§ **EXERCISE DETAILS**: An exact copy of every entry below is required, and no picture may appear in it.

══════

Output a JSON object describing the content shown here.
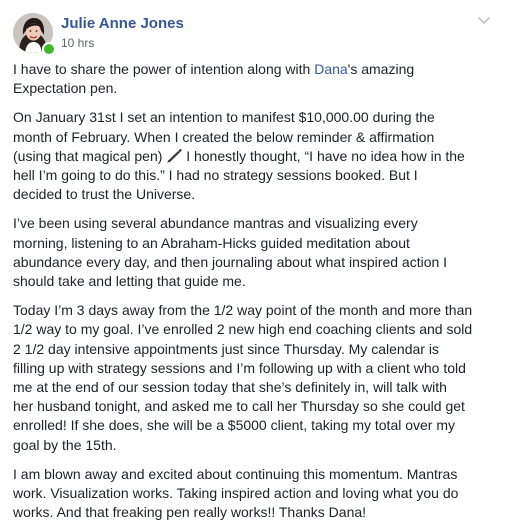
{
  "post": {
    "author": "Julie Anne Jones",
    "timestamp": "10 hrs",
    "paragraphs": [
      {
        "lines": [
          [
            "I have to share the power of intention along with ",
            {
              "link": "Dana"
            },
            "'s amazing"
          ],
          [
            "Expectation pen."
          ]
        ]
      },
      {
        "lines": [
          [
            "On January 31st I set an intention to manifest $10,000.00 during the"
          ],
          [
            "month of February. When I created the below reminder & affirmation"
          ],
          [
            "(using that magical pen) ",
            {
              "icon": "pen-icon"
            },
            " I honestly thought, “I have no idea how in the"
          ],
          [
            "hell I’m going to do this.” I had no strategy sessions booked. But I"
          ],
          [
            "decided to trust the Universe."
          ]
        ]
      },
      {
        "lines": [
          [
            "I’ve been using several abundance mantras and visualizing every"
          ],
          [
            "morning, listening to an Abraham-Hicks guided meditation about"
          ],
          [
            "abundance every day, and then journaling about what inspired action I"
          ],
          [
            "should take and letting that guide me."
          ]
        ]
      },
      {
        "lines": [
          [
            "Today I’m 3 days away from the 1/2 way point of the month and more than"
          ],
          [
            "1/2 way to my goal. I’ve enrolled 2 new high end coaching clients and sold"
          ],
          [
            "2 1/2 day intensive appointments just since Thursday. My calendar is"
          ],
          [
            "filling up with strategy sessions and I’m following up with a client who told"
          ],
          [
            "me at the end of our session today that she’s definitely in, will talk with"
          ],
          [
            "her husband tonight, and asked me to call her Thursday so she could get"
          ],
          [
            "enrolled! If she does, she will be a $5000 client, taking my total over my"
          ],
          [
            "goal by the 15th."
          ]
        ]
      },
      {
        "lines": [
          [
            "I am blown away and excited about continuing this momentum. Mantras"
          ],
          [
            "work. Visualization works. Taking inspired action and loving what you do"
          ],
          [
            "works. And that freaking pen really works!! Thanks Dana!"
          ]
        ]
      }
    ]
  },
  "colors": {
    "author_link": "#365899",
    "body_text": "#1d2129",
    "timestamp": "#606770",
    "online_dot": "#42b72a"
  },
  "icons": {
    "avatar": "profile-photo",
    "online": "online-status-dot",
    "options": "chevron-down-icon",
    "inline": "pen-icon"
  }
}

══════

§ **ANSWER**:
Output a JSON object describing the content shown here.
{
  "post": {
    "author": "Julie Anne Jones",
    "timestamp": "10 hrs",
    "paragraphs": [
      {
        "lines": [
          [
            "I have to share the power of intention along with ",
            {
              "link": "Dana"
            },
            "'s amazing"
          ],
          [
            "Expectation pen."
          ]
        ]
      },
      {
        "lines": [
          [
            "On January 31st I set an intention to manifest $10,000.00 during the"
          ],
          [
            "month of February. When I created the below reminder & affirmation"
          ],
          [
            "(using that magical pen) ",
            {
              "icon": "pen-icon"
            },
            " I honestly thought, “I have no idea how in the"
          ],
          [
            "hell I’m going to do this.” I had no strategy sessions booked. But I"
          ],
          [
            "decided to trust the Universe."
          ]
        ]
      },
      {
        "lines": [
          [
            "I’ve been using several abundance mantras and visualizing every"
          ],
          [
            "morning, listening to an Abraham-Hicks guided meditation about"
          ],
          [
            "abundance every day, and then journaling about what inspired action I"
          ],
          [
            "should take and letting that guide me."
          ]
        ]
      },
      {
        "lines": [
          [
            "Today I’m 3 days away from the 1/2 way point of the month and more than"
          ],
          [
            "1/2 way to my goal. I’ve enrolled 2 new high end coaching clients and sold"
          ],
          [
            "2 1/2 day intensive appointments just since Thursday. My calendar is"
          ],
          [
            "filling up with strategy sessions and I’m following up with a client who told"
          ],
          [
            "me at the end of our session today that she’s definitely in, will talk with"
          ],
          [
            "her husband tonight, and asked me to call her Thursday so she could get"
          ],
          [
            "enrolled! If she does, she will be a $5000 client, taking my total over my"
          ],
          [
            "goal by the 15th."
          ]
        ]
      },
      {
        "lines": [
          [
            "I am blown away and excited about continuing this momentum. Mantras"
          ],
          [
            "work. Visualization works. Taking inspired action and loving what you do"
          ],
          [
            "works. And that freaking pen really works!! Thanks Dana!"
          ]
        ]
      }
    ]
  },
  "colors": {
    "author_link": "#365899",
    "body_text": "#1d2129",
    "timestamp": "#606770",
    "online_dot": "#42b72a"
  },
  "icons": {
    "avatar": "profile-photo",
    "online": "online-status-dot",
    "options": "chevron-down-icon",
    "inline": "pen-icon"
  }
}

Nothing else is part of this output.